Finally finding his path

New Turner Middle School athletic director Steve Frye’s path led him to Berthoud

By Bob McDonnell
The Surveyor

Turner Middle School athletic director and dean of students, Steve Frye, with the help of daughters, Victoria and Violet, get ready for the new school year. Bob McDonnell / The Surveyor

Turner Middle School athletic director and dean of students, Steve Frye, with the help of daughters, Victoria and Violet, get ready for the
new school year.
Bob McDonnell / The Surveyor

Anyone who meets Steve Frye, the new athlete director at Turner Middle School (TMS) immediately realizes he has two passions in life — kids and sports. This makes him a great fit for the job at TMS.

Frye’s route to become both the athletic director and dean of students is not a straight line. He had some detours along the way.

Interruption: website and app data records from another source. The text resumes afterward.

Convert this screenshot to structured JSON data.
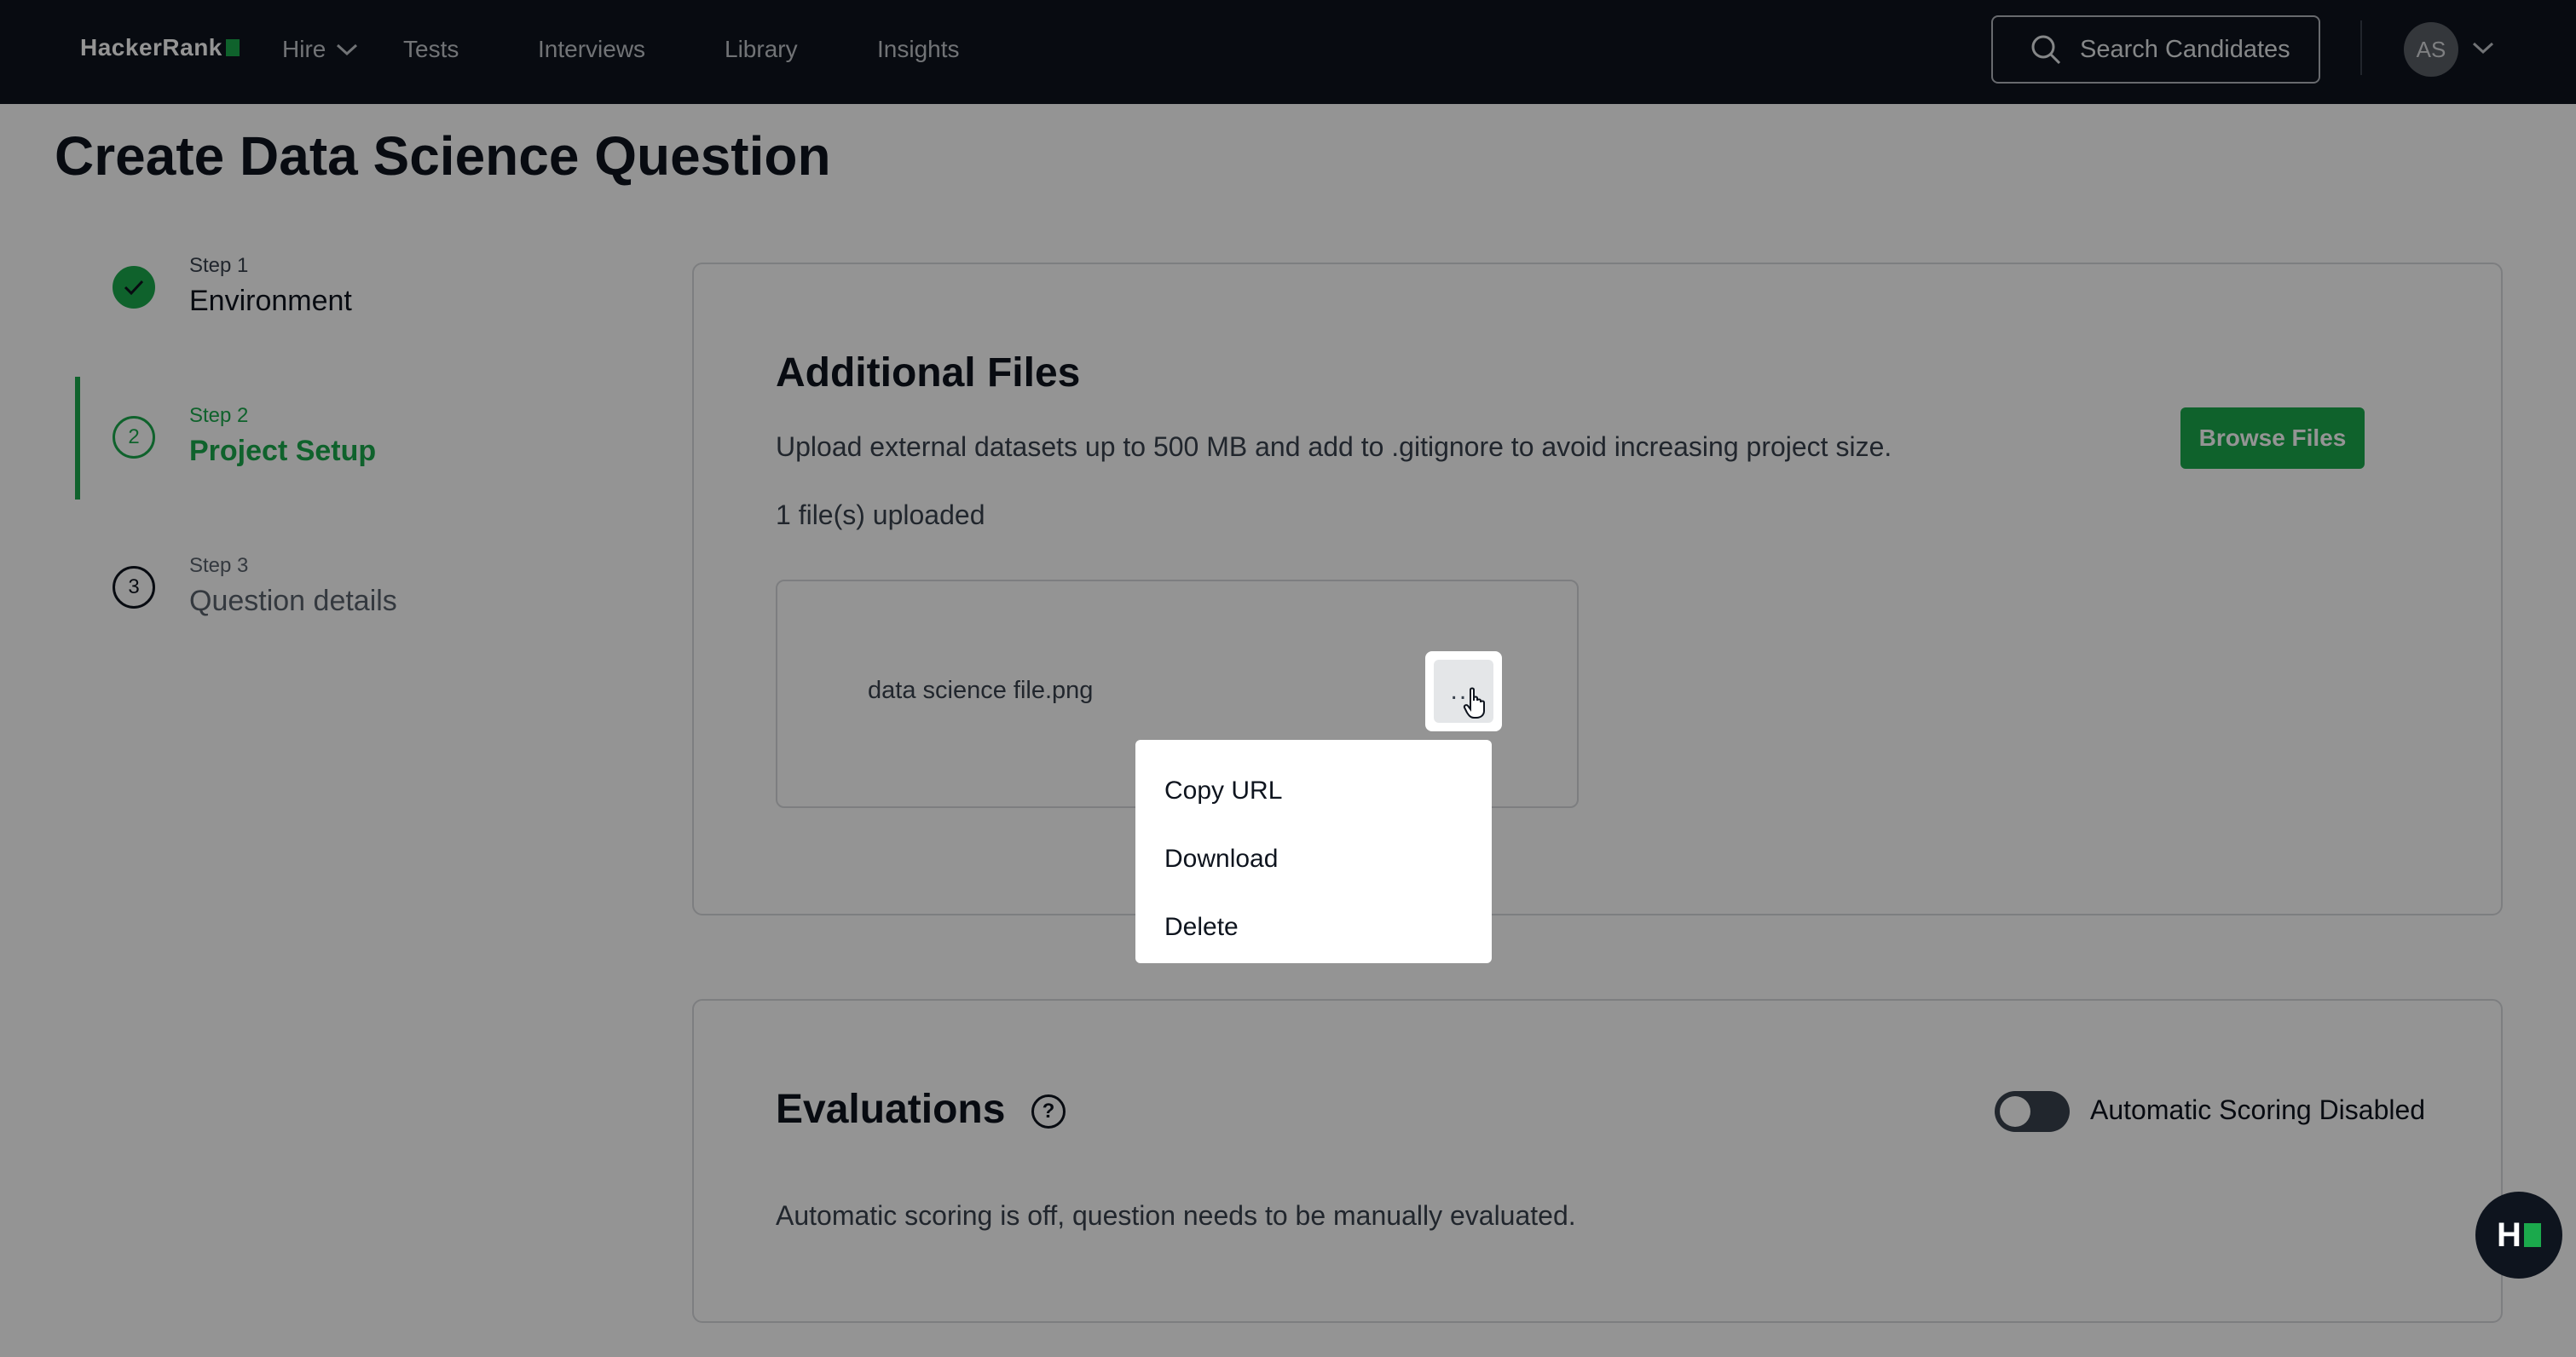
{
  "nav": {
    "logo": "HackerRank",
    "items": [
      {
        "label": "Hire"
      },
      {
        "label": "Tests"
      },
      {
        "label": "Interviews"
      },
      {
        "label": "Library"
      },
      {
        "label": "Insights"
      }
    ],
    "search_label": "Search Candidates",
    "avatar_initials": "AS"
  },
  "page": {
    "title": "Create Data Science Question"
  },
  "steps": [
    {
      "step": "Step 1",
      "name": "Environment",
      "state": "complete"
    },
    {
      "step": "Step 2",
      "name": "Project Setup",
      "state": "active",
      "number": "2"
    },
    {
      "step": "Step 3",
      "name": "Question details",
      "state": "pending",
      "number": "3"
    }
  ],
  "files": {
    "title": "Additional Files",
    "description": "Upload external datasets up to 500 MB and add to .gitignore to avoid increasing project size.",
    "browse_label": "Browse Files",
    "count_text": "1 file(s) uploaded",
    "items": [
      {
        "name": "data science file.png",
        "more_label": "..."
      }
    ],
    "menu": [
      "Copy URL",
      "Download",
      "Delete"
    ]
  },
  "evaluations": {
    "title": "Evaluations",
    "help_glyph": "?",
    "toggle_label": "Automatic Scoring Disabled",
    "toggle_on": false,
    "description": "Automatic scoring is off, question needs to be manually evaluated."
  },
  "fab": {
    "label": "H"
  },
  "colors": {
    "brand": "#1ba94c",
    "nav_bg": "#0e141e"
  }
}
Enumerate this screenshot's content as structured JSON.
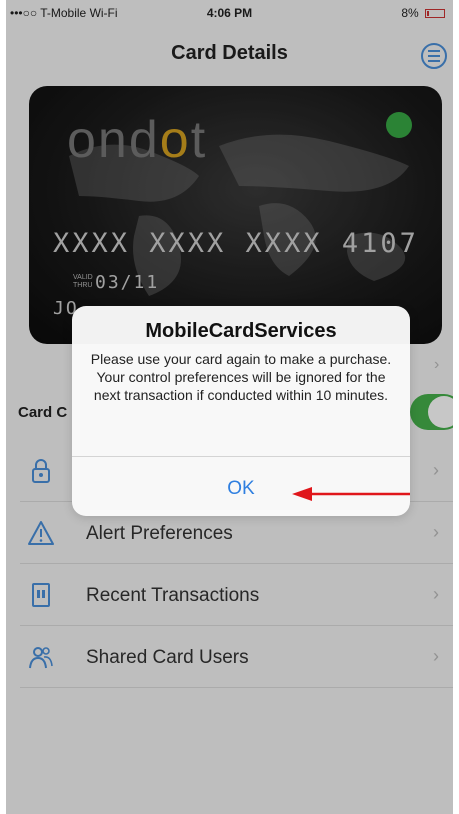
{
  "status_bar": {
    "carrier": "•••○○ T-Mobile Wi-Fi",
    "time": "4:06 PM",
    "battery": "8%"
  },
  "nav": {
    "title": "Card Details"
  },
  "card": {
    "brand_prefix": "ond",
    "brand_accent": "o",
    "brand_suffix": "t",
    "number": "XXXX XXXX XXXX 4107",
    "valid_label": "VALID THRU",
    "valid_date": "03/11",
    "holder_partial": "JO",
    "power_state": "on"
  },
  "controls": {
    "label": "Card C",
    "toggle_on": true
  },
  "menu_items": [
    {
      "label": "",
      "icon": "lock-icon"
    },
    {
      "label": "Alert Preferences",
      "icon": "warning-icon"
    },
    {
      "label": "Recent Transactions",
      "icon": "receipt-icon"
    },
    {
      "label": "Shared Card Users",
      "icon": "users-icon"
    }
  ],
  "alert": {
    "title": "MobileCardServices",
    "message": "Please use your card again to make a purchase. Your control preferences will be ignored for the next transaction if conducted within 10 minutes.",
    "ok_label": "OK"
  },
  "colors": {
    "accent_blue": "#2f7fe0",
    "toggle_green": "#46b04b",
    "arrow_red": "#e0161b",
    "logo_gold": "#d4a020"
  }
}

His family moved to Loveland in 1983. Frye attended grade school, middle school and then graduated from Loveland High School (LHS) in 1998. “I’m a Thompson (school district) product all the way,” he proclaims proudly.

Frye attended the University of Idaho on a football scholarship. After one year there, he transferred to the University of Northern Colorado (UNC) in Greeley. He stayed at UNC, completing his degree serving as graduate assistant under Coach Kay Dalton. He coached the team’s defensive line.

A change he terms as a coaching shift at UNC caused Frye to leave the school and work in the private sector. He did outside sales for 11 years.

Frye remembers the day, while working, he realized he was not happy doing sales. “I was successful but hollow,” Frye said. He also realized his real passion was for leading and working with young people. So, at age 27, Frye decided to go back into football.

Frye visited the Colorado Ice Indoor Football team. He says, “I told them I wanted to play football.” The Ice signed him to play after a tryout. It was a good decision for both the team and Frye. He played for three years, including two all-star games.

This renewed Frye’s desire to get back into sports. An opening at Fort Collins High School caught his eye. LHS standout athlete Dave McCloughan heard of Frye’s plans. McCloughan coached Frye at LHS. He told Frye Loveland would be better for him.

So, in 2012, Frye joined the LHS football coaching staff, with John Poovey as the head coach.

Frye also took a leap of faith and became a substitute teacher in the Thompson District. He said it now seems ironic his first assignment as a sub was at TMS. “I walked into the building that day and never left,” he said. Frye acknowledges and thanks then TMS Principal Bill Siebers for giving him that first job.

To become eligible for full-time employment in the district, Frye spent most Saturdays for a year in Greeley at the Board of Cooperative Education (BOCES) office taking classes. After completing these classes, he attained his teacher’s license. Last year Frye was signed as the full-time physical education teacher at TMS.

Frye is excited about his new position as athletic director and dean of students at TMS. He will still be in the classroom teaching physical education. The before-school muscle lab, which Frye started, will continue. He has plans to expand it this year too.

Looking at the coming year, Frye mentioned the TMS wrestling team. He coached this group in his first year at the school. He recalls starting with six students coming out for wrestling. Frye’s face lights up when he says this year he hopes for 50 wrestlers.

In the past, Frye has been involved with coaching Berthoud High School (BHS) football. After accepting his new role at TMS, Frye decided not to coach at BHS this year. He says he wants to focus all his efforts on the new job. He has not ruled out the possibility of someday returning to the BHS coaching staff.

When asked what coach or athletic director helped him mold his style, Frye answered, “All of them.” He mentions the influence of UNC’s Jim Fallus and Jay Heinrichs. Additionally, he noted that LHS Athletic Director Gene Alvine was outstanding as well as his replacement Devin Anderson.

Frye is spending time this summer prepping for his new job. He can be seen in the halls and in the gym at TMS frequently. Some days his two young girls Victoria and Violet accompany him. Frye’s wife Christine is a pediatric occupational therapist, so the girls like to tag along with their dad during the summer.

Frye is grateful for the chance to live out his dream of being an educator and coach. He summed up his route from high school athlete to his current role at TMS in one sentence − “The Berthoud community saved me.” He is back on the path of doing what he loves.